■ **Information**:
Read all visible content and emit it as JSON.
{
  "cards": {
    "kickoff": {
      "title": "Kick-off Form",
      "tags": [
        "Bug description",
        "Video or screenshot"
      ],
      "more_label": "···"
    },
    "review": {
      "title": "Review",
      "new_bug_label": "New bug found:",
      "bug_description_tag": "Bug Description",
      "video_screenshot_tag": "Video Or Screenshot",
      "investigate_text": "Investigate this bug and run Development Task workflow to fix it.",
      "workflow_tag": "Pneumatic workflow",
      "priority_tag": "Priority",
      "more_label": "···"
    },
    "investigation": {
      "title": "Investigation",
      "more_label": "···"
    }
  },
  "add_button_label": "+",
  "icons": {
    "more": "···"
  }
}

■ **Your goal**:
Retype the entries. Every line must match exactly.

■ **Task solution**:
Read all visible content and emit it as JSON.
{
  "cards": {
    "kickoff": {
      "title": "Kick-off Form",
      "tags": [
        "Bug description",
        "Video or screenshot"
      ],
      "more_label": "···"
    },
    "review": {
      "title": "Review",
      "new_bug_label": "New bug found:",
      "bug_description_tag": "Bug Description",
      "video_screenshot_tag": "Video Or Screenshot",
      "investigate_text": "Investigate this bug and run Development Task workflow to fix it.",
      "workflow_tag": "Pneumatic workflow",
      "priority_tag": "Priority",
      "more_label": "···"
    },
    "investigation": {
      "title": "Investigation",
      "more_label": "···"
    }
  },
  "add_button_label": "+",
  "icons": {
    "more": "···"
  }
}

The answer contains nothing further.